A bare number is required: the count of lines in the material below that hold the word "circle".
Content starts
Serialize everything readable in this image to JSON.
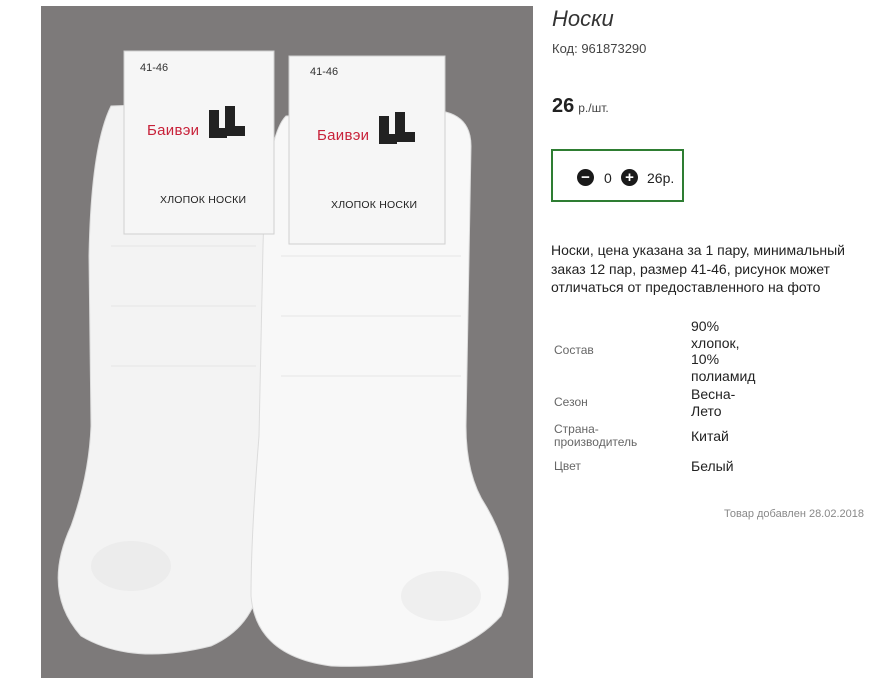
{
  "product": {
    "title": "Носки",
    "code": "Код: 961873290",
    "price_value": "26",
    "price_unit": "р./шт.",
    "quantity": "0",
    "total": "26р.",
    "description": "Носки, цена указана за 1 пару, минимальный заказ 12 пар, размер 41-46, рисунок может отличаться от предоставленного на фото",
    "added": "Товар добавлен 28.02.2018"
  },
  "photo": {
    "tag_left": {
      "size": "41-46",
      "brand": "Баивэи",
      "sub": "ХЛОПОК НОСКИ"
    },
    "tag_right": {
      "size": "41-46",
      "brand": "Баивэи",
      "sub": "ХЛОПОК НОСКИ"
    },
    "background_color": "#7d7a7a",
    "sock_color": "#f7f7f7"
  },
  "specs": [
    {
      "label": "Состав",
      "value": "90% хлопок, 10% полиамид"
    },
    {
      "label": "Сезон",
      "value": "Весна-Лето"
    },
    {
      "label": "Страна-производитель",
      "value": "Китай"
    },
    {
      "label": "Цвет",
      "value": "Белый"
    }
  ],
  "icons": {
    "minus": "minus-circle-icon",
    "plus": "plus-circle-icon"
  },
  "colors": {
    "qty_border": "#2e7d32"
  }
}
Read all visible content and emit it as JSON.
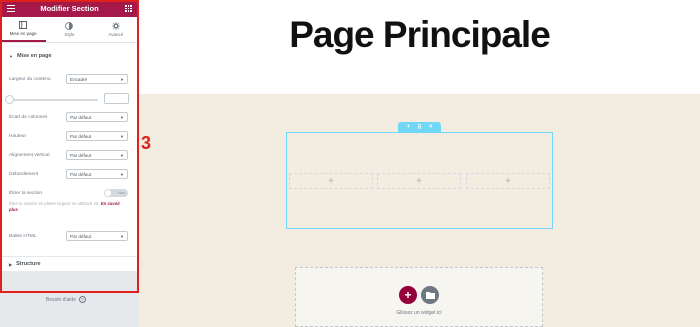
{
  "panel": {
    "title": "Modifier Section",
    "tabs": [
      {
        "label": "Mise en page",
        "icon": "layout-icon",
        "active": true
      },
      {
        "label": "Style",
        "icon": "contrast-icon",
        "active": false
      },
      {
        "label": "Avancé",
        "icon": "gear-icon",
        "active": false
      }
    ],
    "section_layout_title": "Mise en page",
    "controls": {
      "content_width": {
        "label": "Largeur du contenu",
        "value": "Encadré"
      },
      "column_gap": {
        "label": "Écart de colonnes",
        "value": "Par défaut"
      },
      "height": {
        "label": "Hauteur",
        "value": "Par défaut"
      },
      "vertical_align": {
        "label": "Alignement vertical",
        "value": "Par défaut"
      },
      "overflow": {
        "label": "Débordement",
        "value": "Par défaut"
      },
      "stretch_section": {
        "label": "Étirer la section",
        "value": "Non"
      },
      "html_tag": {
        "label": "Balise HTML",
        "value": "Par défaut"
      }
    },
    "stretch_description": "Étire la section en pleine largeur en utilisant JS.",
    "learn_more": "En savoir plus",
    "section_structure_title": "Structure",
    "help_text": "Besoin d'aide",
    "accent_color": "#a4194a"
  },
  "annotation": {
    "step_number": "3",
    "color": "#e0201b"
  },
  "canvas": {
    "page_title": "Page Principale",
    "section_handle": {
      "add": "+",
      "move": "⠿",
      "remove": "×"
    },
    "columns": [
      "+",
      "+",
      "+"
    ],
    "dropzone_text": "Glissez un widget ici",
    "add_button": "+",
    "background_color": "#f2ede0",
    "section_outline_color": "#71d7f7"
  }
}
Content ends
## Exercise output:
2